■ EXERCISE INSTRUCTIONS ■
An exact copy of every entry is the required answer.

BEGIN DATA EXCERPTS

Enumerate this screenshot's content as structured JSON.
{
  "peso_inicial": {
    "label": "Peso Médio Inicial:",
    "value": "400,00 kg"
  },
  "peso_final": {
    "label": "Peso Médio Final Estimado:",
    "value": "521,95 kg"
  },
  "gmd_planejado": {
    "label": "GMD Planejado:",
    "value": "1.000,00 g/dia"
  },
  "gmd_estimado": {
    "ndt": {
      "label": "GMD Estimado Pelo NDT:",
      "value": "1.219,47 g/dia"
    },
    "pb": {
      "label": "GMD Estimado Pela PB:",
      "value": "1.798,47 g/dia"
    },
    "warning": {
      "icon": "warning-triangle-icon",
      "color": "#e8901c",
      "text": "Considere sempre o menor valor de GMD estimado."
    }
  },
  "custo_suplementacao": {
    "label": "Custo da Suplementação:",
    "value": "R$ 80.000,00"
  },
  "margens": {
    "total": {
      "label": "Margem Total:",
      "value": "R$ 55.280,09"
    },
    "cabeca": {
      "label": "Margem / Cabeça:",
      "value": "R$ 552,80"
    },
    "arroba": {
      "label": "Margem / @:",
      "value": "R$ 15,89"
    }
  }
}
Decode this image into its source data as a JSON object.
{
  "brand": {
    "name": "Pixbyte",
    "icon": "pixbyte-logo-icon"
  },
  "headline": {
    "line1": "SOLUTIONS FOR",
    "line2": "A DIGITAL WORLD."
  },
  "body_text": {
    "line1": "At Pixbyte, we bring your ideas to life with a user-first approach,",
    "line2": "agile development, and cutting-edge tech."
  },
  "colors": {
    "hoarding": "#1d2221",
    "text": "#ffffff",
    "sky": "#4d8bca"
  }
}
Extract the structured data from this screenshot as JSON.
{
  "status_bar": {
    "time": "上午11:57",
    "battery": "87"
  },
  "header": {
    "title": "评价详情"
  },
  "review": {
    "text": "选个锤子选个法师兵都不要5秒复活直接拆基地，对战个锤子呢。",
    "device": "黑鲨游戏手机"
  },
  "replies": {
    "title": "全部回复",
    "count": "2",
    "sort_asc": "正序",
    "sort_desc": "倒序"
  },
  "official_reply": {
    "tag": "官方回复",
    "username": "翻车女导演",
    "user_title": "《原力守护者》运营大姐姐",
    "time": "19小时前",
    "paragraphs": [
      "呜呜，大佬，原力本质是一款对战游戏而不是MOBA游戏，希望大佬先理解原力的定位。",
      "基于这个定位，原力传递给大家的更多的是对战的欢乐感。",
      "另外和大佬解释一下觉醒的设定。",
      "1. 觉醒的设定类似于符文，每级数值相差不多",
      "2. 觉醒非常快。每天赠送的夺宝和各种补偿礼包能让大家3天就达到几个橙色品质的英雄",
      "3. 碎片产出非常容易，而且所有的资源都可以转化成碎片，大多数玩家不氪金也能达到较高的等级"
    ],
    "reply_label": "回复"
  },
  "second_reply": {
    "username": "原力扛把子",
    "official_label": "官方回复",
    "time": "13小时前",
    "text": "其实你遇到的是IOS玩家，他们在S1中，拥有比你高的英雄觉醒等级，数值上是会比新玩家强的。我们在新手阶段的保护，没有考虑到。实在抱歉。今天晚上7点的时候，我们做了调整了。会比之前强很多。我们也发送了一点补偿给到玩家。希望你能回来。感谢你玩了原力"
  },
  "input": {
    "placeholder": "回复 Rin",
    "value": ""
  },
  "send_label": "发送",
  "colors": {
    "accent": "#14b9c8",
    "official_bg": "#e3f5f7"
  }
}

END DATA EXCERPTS

■ SOLVED EXERCISE ■
Enumerate this screenshot's content as structured JSON.
{
  "peso_inicial": {
    "label": "Peso Médio Inicial:",
    "value": "400,00 kg"
  },
  "peso_final": {
    "label": "Peso Médio Final Estimado:",
    "value": "521,95 kg"
  },
  "gmd_planejado": {
    "label": "GMD Planejado:",
    "value": "1.000,00 g/dia"
  },
  "gmd_estimado": {
    "ndt": {
      "label": "GMD Estimado Pelo NDT:",
      "value": "1.219,47 g/dia"
    },
    "pb": {
      "label": "GMD Estimado Pela PB:",
      "value": "1.798,47 g/dia"
    },
    "warning": {
      "icon": "warning-triangle-icon",
      "color": "#e8901c",
      "text": "Considere sempre o menor valor de GMD estimado."
    }
  },
  "custo_suplementacao": {
    "label": "Custo da Suplementação:",
    "value": "R$ 80.000,00"
  },
  "margens": {
    "total": {
      "label": "Margem Total:",
      "value": "R$ 55.280,09"
    },
    "cabeca": {
      "label": "Margem / Cabeça:",
      "value": "R$ 552,80"
    },
    "arroba": {
      "label": "Margem / @:",
      "value": "R$ 15,89"
    }
  }
}
Decode this image into its source data as a JSON object.
{
  "brand": {
    "name": "Pixbyte",
    "icon": "pixbyte-logo-icon"
  },
  "headline": {
    "line1": "SOLUTIONS FOR",
    "line2": "A DIGITAL WORLD."
  },
  "body_text": {
    "line1": "At Pixbyte, we bring your ideas to life with a user-first approach,",
    "line2": "agile development, and cutting-edge tech."
  },
  "colors": {
    "hoarding": "#1d2221",
    "text": "#ffffff",
    "sky": "#4d8bca"
  }
}
Extract the structured data from this screenshot as JSON.
{
  "status_bar": {
    "time": "上午11:57",
    "battery": "87"
  },
  "header": {
    "title": "评价详情"
  },
  "review": {
    "text": "选个锤子选个法师兵都不要5秒复活直接拆基地，对战个锤子呢。",
    "device": "黑鲨游戏手机"
  },
  "replies": {
    "title": "全部回复",
    "count": "2",
    "sort_asc": "正序",
    "sort_desc": "倒序"
  },
  "official_reply": {
    "tag": "官方回复",
    "username": "翻车女导演",
    "user_title": "《原力守护者》运营大姐姐",
    "time": "19小时前",
    "paragraphs": [
      "呜呜，大佬，原力本质是一款对战游戏而不是MOBA游戏，希望大佬先理解原力的定位。",
      "基于这个定位，原力传递给大家的更多的是对战的欢乐感。",
      "另外和大佬解释一下觉醒的设定。",
      "1. 觉醒的设定类似于符文，每级数值相差不多",
      "2. 觉醒非常快。每天赠送的夺宝和各种补偿礼包能让大家3天就达到几个橙色品质的英雄",
      "3. 碎片产出非常容易，而且所有的资源都可以转化成碎片，大多数玩家不氪金也能达到较高的等级"
    ],
    "reply_label": "回复"
  },
  "second_reply": {
    "username": "原力扛把子",
    "official_label": "官方回复",
    "time": "13小时前",
    "text": "其实你遇到的是IOS玩家，他们在S1中，拥有比你高的英雄觉醒等级，数值上是会比新玩家强的。我们在新手阶段的保护，没有考虑到。实在抱歉。今天晚上7点的时候，我们做了调整了。会比之前强很多。我们也发送了一点补偿给到玩家。希望你能回来。感谢你玩了原力"
  },
  "input": {
    "placeholder": "回复 Rin",
    "value": ""
  },
  "send_label": "发送",
  "colors": {
    "accent": "#14b9c8",
    "official_bg": "#e3f5f7"
  }
}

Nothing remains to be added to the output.